Enter your mobile number or email address below and we'll send you a link to download the free Kindle App. Then you can start reading Kindle books on your smartphone, tablet, or computer - no Kindle device required.
To get the free app, enter your mobile phone number.
Other Sellers on Amazon
+ $3.99 shipping
+ $3.99 shipping
+ Free Shipping
New Cthulhu: The Recent Weird Paperback – November 22, 2011
|New from||Used from|
Attention Science Fiction Fans
Man vs. machine, humans vs. aliens, paranormal activities – discover the best of science fiction with these collectible books. Learn More.
Frequently bought together
Customers who bought this item also bought
If you buy a new print edition of this book (or purchased one in the past), you can buy the Kindle edition for only $2.99 (Save 57%). Print edition purchase must be sold by Amazon. Learn more.
For thousands of qualifying books, your past, present, and future print-edition purchases now lets you buy the Kindle edition for $2.99 or less. (Textbooks available for $9.99 or less.)
If you are a seller for this product, would you like to suggest updates through seller support?
Top Customer Reviews
Gotta love a streak like that in a multi-author anthology.
The road from that point isn’t quite so well-paved. Putting her best foot forward as she has, editor Guran eventually had to run short of A-list material. Not that the rest of the book is bad -- it’s just comparatively spotty -- and indeed some wonderful stories are spread over the remaining stretch. Paul McAuley’s vivid “Take Me to the River” feels fairly as though its author had lived it. China Miéville’s “Details” is so well anchored in our world that I was tempted to test its premise. Charles Stross’ closer “A Colder War” (the only story in the collection I’d read before) is a sad and inventive tale of a Cthulhoid doomday weapon. And Elizabeth Bear and Sarah Monette’s “Mongoose” is simply a delight. Never mind that I had a poor grasp of their interstellar exterminator’s vocabulary. That’s part of the fun. This one needs to be a movie!

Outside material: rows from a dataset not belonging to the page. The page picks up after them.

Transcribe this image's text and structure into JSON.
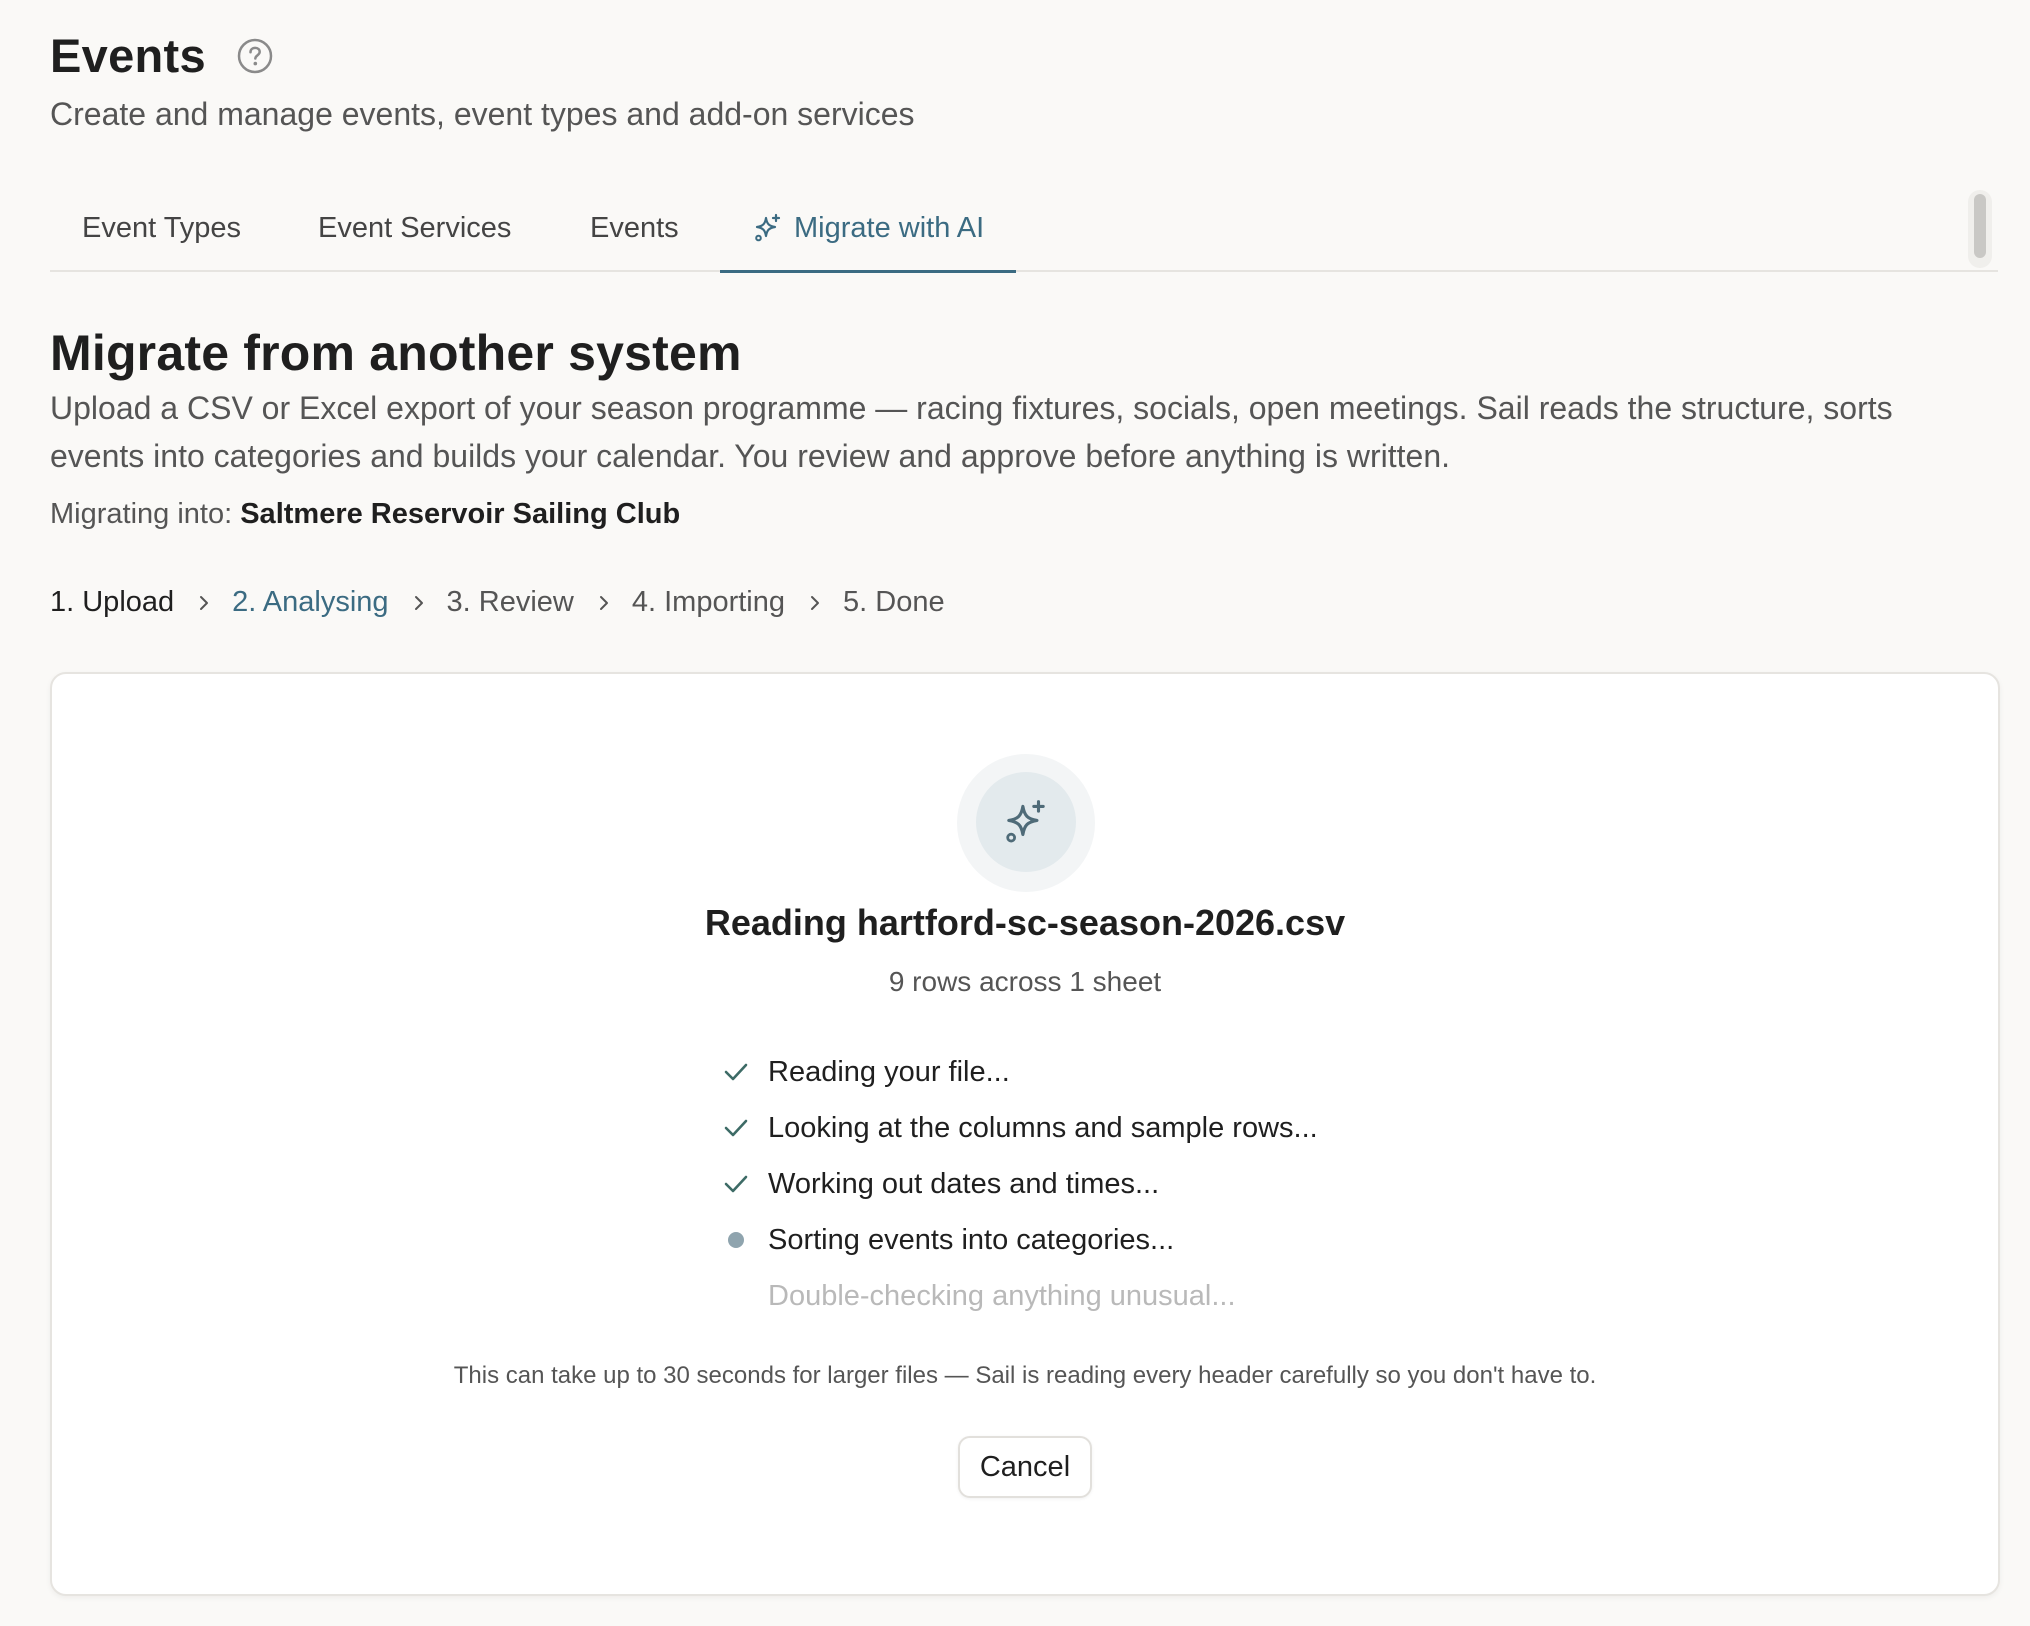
{
  "header": {
    "title": "Events",
    "subtitle": "Create and manage events, event types and add-on services"
  },
  "tabs": [
    {
      "label": "Event Types",
      "active": false
    },
    {
      "label": "Event Services",
      "active": false
    },
    {
      "label": "Events",
      "active": false
    },
    {
      "label": "Migrate with AI",
      "active": true,
      "icon": "sparkles-icon"
    }
  ],
  "migrate": {
    "title": "Migrate from another system",
    "description": "Upload a CSV or Excel export of your season programme — racing fixtures, socials, open meetings. Sail reads the structure, sorts events into categories and builds your calendar. You review and approve before anything is written.",
    "migrating_label": "Migrating into:",
    "club_name": "Saltmere Reservoir Sailing Club"
  },
  "steps": [
    {
      "label": "1. Upload",
      "state": "done"
    },
    {
      "label": "2. Analysing",
      "state": "current"
    },
    {
      "label": "3. Review",
      "state": "upcoming"
    },
    {
      "label": "4. Importing",
      "state": "upcoming"
    },
    {
      "label": "5. Done",
      "state": "upcoming"
    }
  ],
  "analysis": {
    "title": "Reading hartford-sc-season-2026.csv",
    "subtitle": "9 rows across 1 sheet",
    "checklist": [
      {
        "label": "Reading your file...",
        "status": "done"
      },
      {
        "label": "Looking at the columns and sample rows...",
        "status": "done"
      },
      {
        "label": "Working out dates and times...",
        "status": "done"
      },
      {
        "label": "Sorting events into categories...",
        "status": "in-progress"
      },
      {
        "label": "Double-checking anything unusual...",
        "status": "pending"
      }
    ],
    "note": "This can take up to 30 seconds for larger files — Sail is reading every header carefully so you don't have to.",
    "cancel_label": "Cancel"
  },
  "colors": {
    "accent": "#3b6b82",
    "background": "#faf9f7",
    "card": "#ffffff",
    "check": "#3d6b66",
    "pending_text": "#b9b9b9"
  }
}
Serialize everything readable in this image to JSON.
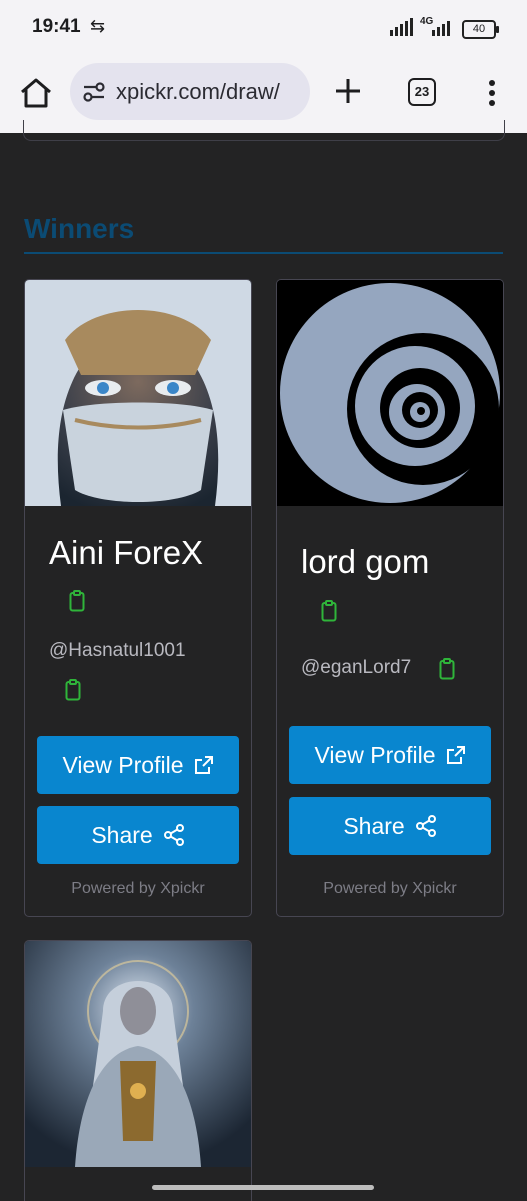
{
  "status_bar": {
    "time": "19:41",
    "sync_icon": "sync-icon",
    "network": "4G",
    "battery": "40"
  },
  "browser": {
    "url": "xpickr.com/draw/",
    "tab_count": "23"
  },
  "section": {
    "title": "Winners"
  },
  "cards": [
    {
      "name": "Aini ForeX",
      "handle": "@Hasnatul1001",
      "view_label": "View Profile",
      "share_label": "Share",
      "powered": "Powered by Xpickr"
    },
    {
      "name": "lord gom",
      "handle": "@eganLord7",
      "view_label": "View Profile",
      "share_label": "Share",
      "powered": "Powered by Xpickr"
    }
  ],
  "colors": {
    "accent": "#0986cf",
    "title": "#0b4b74",
    "clipboard": "#2fb53a",
    "background": "#232324"
  }
}
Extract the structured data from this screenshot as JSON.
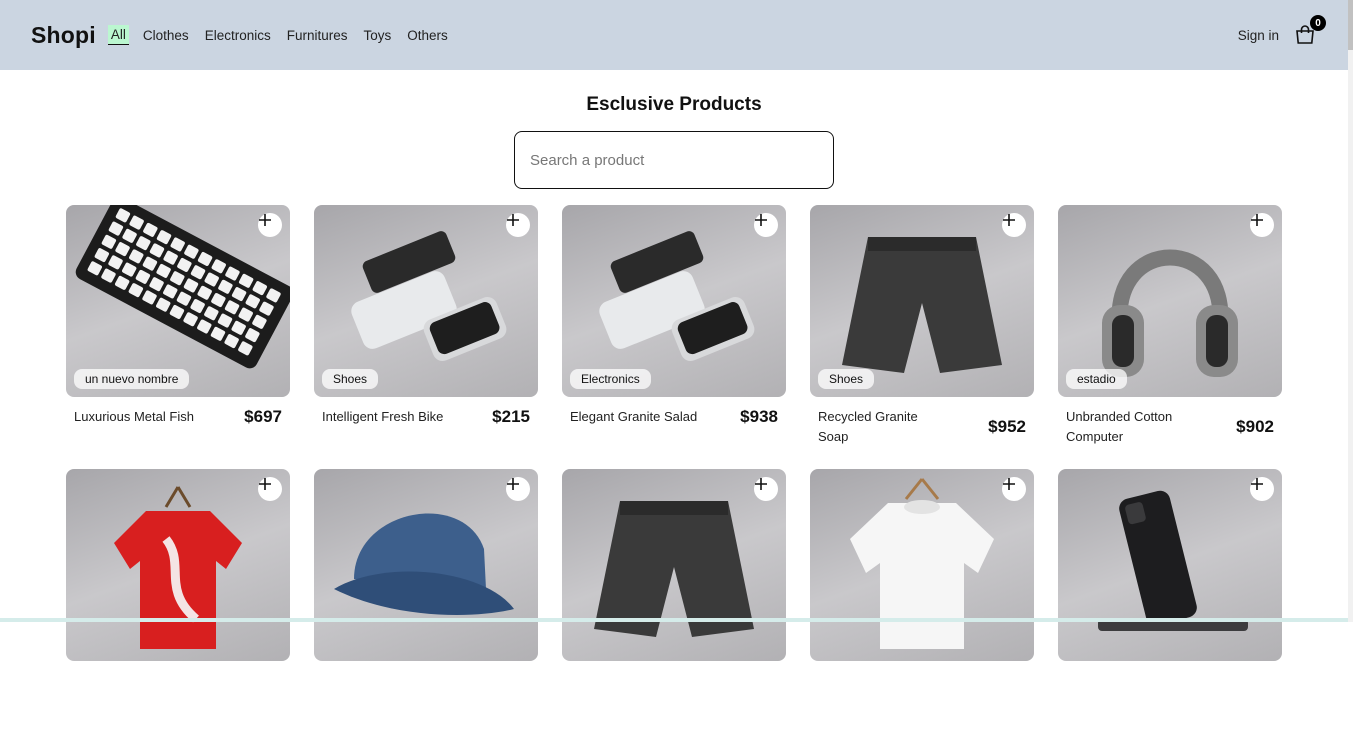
{
  "nav": {
    "brand": "Shopi",
    "links": [
      "All",
      "Clothes",
      "Electronics",
      "Furnitures",
      "Toys",
      "Others"
    ],
    "signin": "Sign in",
    "cart_count": "0"
  },
  "main": {
    "title": "Esclusive Products",
    "search_placeholder": "Search a product"
  },
  "products": [
    {
      "name": "Luxurious Metal Fish",
      "price": "$697",
      "category": "un nuevo nombre",
      "image": "keyboard"
    },
    {
      "name": "Intelligent Fresh Bike",
      "price": "$215",
      "category": "Shoes",
      "image": "devices"
    },
    {
      "name": "Elegant Granite Salad",
      "price": "$938",
      "category": "Electronics",
      "image": "devices"
    },
    {
      "name": "Recycled Granite Soap",
      "price": "$952",
      "category": "Shoes",
      "image": "shorts"
    },
    {
      "name": "Unbranded Cotton Computer",
      "price": "$902",
      "category": "estadio",
      "image": "headphones"
    },
    {
      "name": "",
      "price": "",
      "category": "",
      "image": "red-shirt"
    },
    {
      "name": "",
      "price": "",
      "category": "",
      "image": "cap"
    },
    {
      "name": "",
      "price": "",
      "category": "",
      "image": "shorts"
    },
    {
      "name": "",
      "price": "",
      "category": "",
      "image": "white-shirt"
    },
    {
      "name": "",
      "price": "",
      "category": "",
      "image": "phone"
    }
  ],
  "icons": {
    "add": "plus-icon",
    "cart": "shopping-bag-icon"
  }
}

China Mieville's "Details," Neil Gaiman's "A Study in Emerald," and Charles Stross's "A Colder War" are among the stories likely to be familiar to most fans of Lovecraftian fiction. Deservedly so--they're great stories. I also especially liked Caitlin Kiernan's "Pickman's Other Model (1929)," Marc Laidlaw's "The Vicar of R'lyeh," Michael Marshall Smith's "Fair Exchange," and Norman Partridge's "Lesser Demons."
New Cthulhu: The Recent Weird is a well-chosen and smartly edited anthology; one nice touch is the use of quotations from HPL as epigraphs. The anthology's main shortcoming is that it is but one entry in the increasingly crowded field of Cthulhu-themed or Lovecraftian anthos, and treads a somewhat well-trodden path. But better a little repetition than the unthinkable: a dearth of cosmic horror. That would be a real nightmare.
One really doesn't have to be Lovecraftian-oriented, or a Lovecraftian aficionado, to enjoy these-just to love and appreciate GOOD horror writing. But if you're not already a Lovecraft disciple-you just may well be when you're finished! I'm so thankful I bought this book, so I can go back and savour these stories again and again and again.